» ASSIGNMENT
Across the records that follow, how many lines contain the string "true"? Answer with the number only.

Page and application data records
_ _ _ _ _ _ _

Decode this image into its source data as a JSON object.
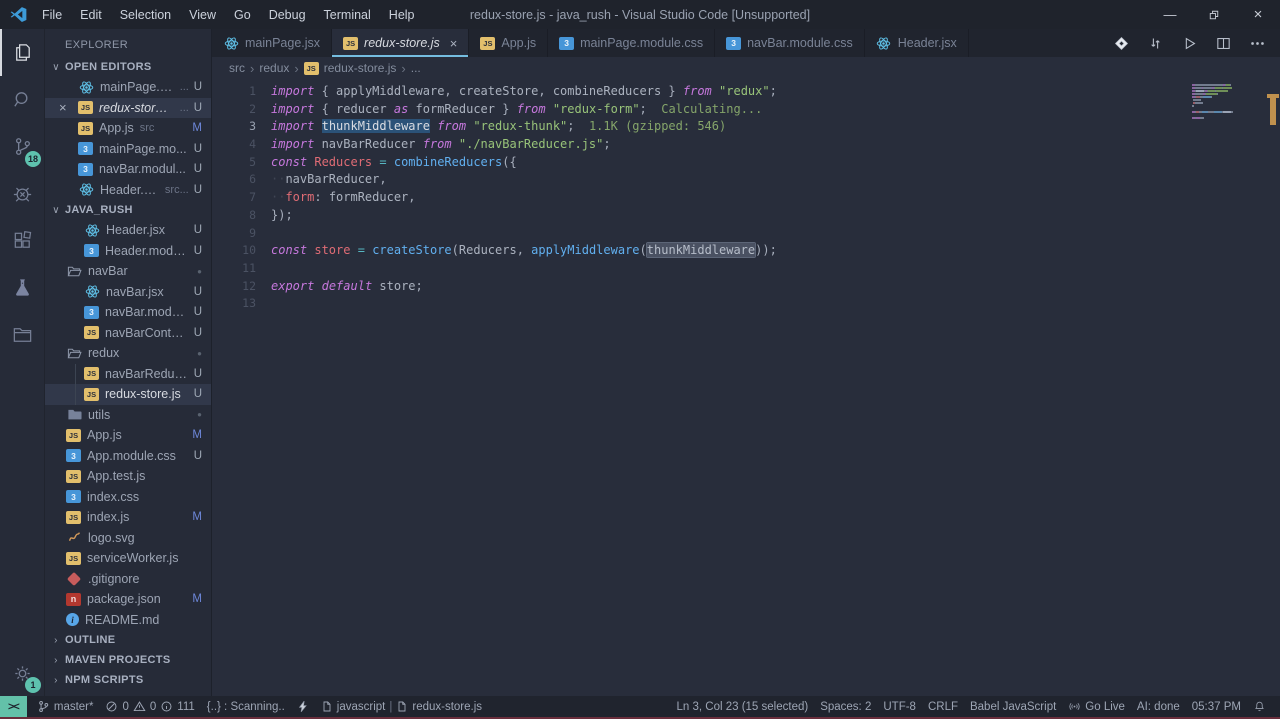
{
  "window": {
    "title": "redux-store.js - java_rush - Visual Studio Code [Unsupported]",
    "controls": {
      "minimize": "—",
      "close": "×"
    }
  },
  "menus": [
    "File",
    "Edit",
    "Selection",
    "View",
    "Go",
    "Debug",
    "Terminal",
    "Help"
  ],
  "activity_bar": {
    "scm_badge": "18",
    "settings_badge": "1"
  },
  "sidebar": {
    "title": "EXPLORER",
    "open_editors_header": "OPEN EDITORS",
    "open_editors": [
      {
        "icon": "react",
        "label": "mainPage.jsx",
        "detail": "...",
        "badge": "U",
        "badge_type": "u"
      },
      {
        "icon": "js",
        "label": "redux-store.js",
        "detail": "...",
        "badge": "U",
        "badge_type": "u",
        "selected": true,
        "italic": true
      },
      {
        "icon": "js",
        "label": "App.js",
        "detail": "src",
        "badge": "M",
        "badge_type": "m"
      },
      {
        "icon": "css",
        "label": "mainPage.mo...",
        "detail": "",
        "badge": "U",
        "badge_type": "u"
      },
      {
        "icon": "css",
        "label": "navBar.modul...",
        "detail": "",
        "badge": "U",
        "badge_type": "u"
      },
      {
        "icon": "react",
        "label": "Header.jsx",
        "detail": "src...",
        "badge": "U",
        "badge_type": "u"
      }
    ],
    "project_header": "JAVA_RUSH",
    "tree": [
      {
        "icon": "react",
        "label": "Header.jsx",
        "badge": "U",
        "badge_type": "u",
        "level": 2
      },
      {
        "icon": "css",
        "label": "Header.modu...",
        "badge": "U",
        "badge_type": "u",
        "level": 2
      },
      {
        "icon": "folder-open",
        "label": "navBar",
        "badge": "●",
        "badge_type": "dot",
        "level": 1
      },
      {
        "icon": "react",
        "label": "navBar.jsx",
        "badge": "U",
        "badge_type": "u",
        "level": 2
      },
      {
        "icon": "css",
        "label": "navBar.modul...",
        "badge": "U",
        "badge_type": "u",
        "level": 2
      },
      {
        "icon": "js",
        "label": "navBarContai...",
        "badge": "U",
        "badge_type": "u",
        "level": 2
      },
      {
        "icon": "folder-open",
        "label": "redux",
        "badge": "●",
        "badge_type": "dot",
        "level": 1
      },
      {
        "icon": "js",
        "label": "navBarReducer...",
        "badge": "U",
        "badge_type": "u",
        "level": 2,
        "guide": true
      },
      {
        "icon": "js",
        "label": "redux-store.js",
        "badge": "U",
        "badge_type": "u",
        "level": 2,
        "guide": true,
        "selected": true
      },
      {
        "icon": "folder",
        "label": "utils",
        "badge": "●",
        "badge_type": "dot",
        "level": 1
      },
      {
        "icon": "js",
        "label": "App.js",
        "badge": "M",
        "badge_type": "m",
        "level": 1
      },
      {
        "icon": "css",
        "label": "App.module.css",
        "badge": "U",
        "badge_type": "u",
        "level": 1
      },
      {
        "icon": "js",
        "label": "App.test.js",
        "badge": "",
        "badge_type": "",
        "level": 1
      },
      {
        "icon": "css",
        "label": "index.css",
        "badge": "",
        "badge_type": "",
        "level": 1
      },
      {
        "icon": "js",
        "label": "index.js",
        "badge": "M",
        "badge_type": "m",
        "level": 1
      },
      {
        "icon": "svgfile",
        "label": "logo.svg",
        "badge": "",
        "badge_type": "",
        "level": 1
      },
      {
        "icon": "js",
        "label": "serviceWorker.js",
        "badge": "",
        "badge_type": "",
        "level": 1
      },
      {
        "icon": "git",
        "label": ".gitignore",
        "badge": "",
        "badge_type": "",
        "level": 1
      },
      {
        "icon": "npm",
        "label": "package.json",
        "badge": "M",
        "badge_type": "m",
        "level": 1
      },
      {
        "icon": "info",
        "label": "README.md",
        "badge": "",
        "badge_type": "",
        "level": 1
      }
    ],
    "sections": [
      "OUTLINE",
      "MAVEN PROJECTS",
      "NPM SCRIPTS"
    ]
  },
  "tabs": [
    {
      "icon": "react",
      "label": "mainPage.jsx"
    },
    {
      "icon": "js",
      "label": "redux-store.js",
      "active": true,
      "italic": true
    },
    {
      "icon": "js",
      "label": "App.js"
    },
    {
      "icon": "css",
      "label": "mainPage.module.css"
    },
    {
      "icon": "css",
      "label": "navBar.module.css"
    },
    {
      "icon": "react",
      "label": "Header.jsx"
    }
  ],
  "breadcrumb": [
    "src",
    "redux",
    "redux-store.js",
    "..."
  ],
  "editor": {
    "lines": [
      {
        "n": 1,
        "tokens": [
          {
            "t": "import",
            "c": "kw"
          },
          {
            "t": " { ",
            "c": "pn"
          },
          {
            "t": "applyMiddleware",
            "c": "vr"
          },
          {
            "t": ", ",
            "c": "pn"
          },
          {
            "t": "createStore",
            "c": "vr"
          },
          {
            "t": ", ",
            "c": "pn"
          },
          {
            "t": "combineReducers",
            "c": "vr"
          },
          {
            "t": " } ",
            "c": "pn"
          },
          {
            "t": "from",
            "c": "kw"
          },
          {
            "t": " ",
            "c": "pn"
          },
          {
            "t": "\"redux\"",
            "c": "st"
          },
          {
            "t": ";",
            "c": "pn"
          }
        ]
      },
      {
        "n": 2,
        "tokens": [
          {
            "t": "import",
            "c": "kw"
          },
          {
            "t": " { ",
            "c": "pn"
          },
          {
            "t": "reducer",
            "c": "vr"
          },
          {
            "t": " ",
            "c": "pn"
          },
          {
            "t": "as",
            "c": "kw"
          },
          {
            "t": " formReducer",
            "c": "vr"
          },
          {
            "t": " } ",
            "c": "pn"
          },
          {
            "t": "from",
            "c": "kw"
          },
          {
            "t": " ",
            "c": "pn"
          },
          {
            "t": "\"redux-form\"",
            "c": "st"
          },
          {
            "t": ";",
            "c": "pn"
          },
          {
            "t": "  Calculating...",
            "c": "an"
          }
        ]
      },
      {
        "n": 3,
        "tokens": [
          {
            "t": "import",
            "c": "kw"
          },
          {
            "t": " ",
            "c": "pn"
          },
          {
            "t": "thunkMiddleware",
            "c": "selhl"
          },
          {
            "t": " ",
            "c": "pn"
          },
          {
            "t": "from",
            "c": "kw"
          },
          {
            "t": " ",
            "c": "pn"
          },
          {
            "t": "\"redux-thunk\"",
            "c": "st"
          },
          {
            "t": ";",
            "c": "pn"
          },
          {
            "t": "  1.1K (gzipped: 546)",
            "c": "an"
          }
        ]
      },
      {
        "n": 4,
        "tokens": [
          {
            "t": "import",
            "c": "kw"
          },
          {
            "t": " navBarReducer ",
            "c": "vr"
          },
          {
            "t": "from",
            "c": "kw"
          },
          {
            "t": " ",
            "c": "pn"
          },
          {
            "t": "\"./navBarReducer.js\"",
            "c": "st"
          },
          {
            "t": ";",
            "c": "pn"
          }
        ]
      },
      {
        "n": 5,
        "tokens": [
          {
            "t": "const",
            "c": "kw"
          },
          {
            "t": " ",
            "c": "pn"
          },
          {
            "t": "Reducers",
            "c": "df"
          },
          {
            "t": " ",
            "c": "pn"
          },
          {
            "t": "=",
            "c": "op"
          },
          {
            "t": " ",
            "c": "pn"
          },
          {
            "t": "combineReducers",
            "c": "fn"
          },
          {
            "t": "({",
            "c": "pn"
          }
        ]
      },
      {
        "n": 6,
        "tokens": [
          {
            "t": "··",
            "c": "ws"
          },
          {
            "t": "navBarReducer",
            "c": "vr"
          },
          {
            "t": ",",
            "c": "pn"
          }
        ]
      },
      {
        "n": 7,
        "tokens": [
          {
            "t": "··",
            "c": "ws"
          },
          {
            "t": "form",
            "c": "df"
          },
          {
            "t": ": ",
            "c": "pn"
          },
          {
            "t": "formReducer",
            "c": "vr"
          },
          {
            "t": ",",
            "c": "pn"
          }
        ]
      },
      {
        "n": 8,
        "tokens": [
          {
            "t": "});",
            "c": "pn"
          }
        ]
      },
      {
        "n": 9,
        "tokens": []
      },
      {
        "n": 10,
        "tokens": [
          {
            "t": "const",
            "c": "kw"
          },
          {
            "t": " ",
            "c": "pn"
          },
          {
            "t": "store",
            "c": "df"
          },
          {
            "t": " ",
            "c": "pn"
          },
          {
            "t": "=",
            "c": "op"
          },
          {
            "t": " ",
            "c": "pn"
          },
          {
            "t": "createStore",
            "c": "fn"
          },
          {
            "t": "(",
            "c": "pn"
          },
          {
            "t": "Reducers",
            "c": "vr"
          },
          {
            "t": ", ",
            "c": "pn"
          },
          {
            "t": "applyMiddleware",
            "c": "fn"
          },
          {
            "t": "(",
            "c": "pn"
          },
          {
            "t": "thunkMiddleware",
            "c": "wordhl"
          },
          {
            "t": "));",
            "c": "pn"
          }
        ]
      },
      {
        "n": 11,
        "tokens": []
      },
      {
        "n": 12,
        "tokens": [
          {
            "t": "export",
            "c": "kw"
          },
          {
            "t": " ",
            "c": "pn"
          },
          {
            "t": "default",
            "c": "kw"
          },
          {
            "t": " store",
            "c": "vr"
          },
          {
            "t": ";",
            "c": "pn"
          }
        ]
      },
      {
        "n": 13,
        "tokens": []
      }
    ]
  },
  "status_bar": {
    "remote": "><",
    "branch": "master*",
    "errors": "0",
    "warnings": "0",
    "infos": "111",
    "scanning": "{..} : Scanning..",
    "lang_left": "javascript",
    "separator": "|",
    "file_left": "redux-store.js",
    "cursor": "Ln 3, Col 23 (15 selected)",
    "spaces": "Spaces: 2",
    "encoding": "UTF-8",
    "eol": "CRLF",
    "language": "Babel JavaScript",
    "go_live": "Go Live",
    "ai": "AI: done",
    "time": "05:37 PM"
  },
  "colors": {
    "accent_teal": "#63c1a9",
    "selection_blue": "#2b5278",
    "keyword": "#c678dd",
    "string": "#98c379",
    "function": "#61afef",
    "definition": "#e06c75",
    "annotation": "#85a56a",
    "tab_underline": "#75bde0",
    "ruler_mark": "#c0914e"
  }
}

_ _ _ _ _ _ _

» REPLY TO THE TASK
7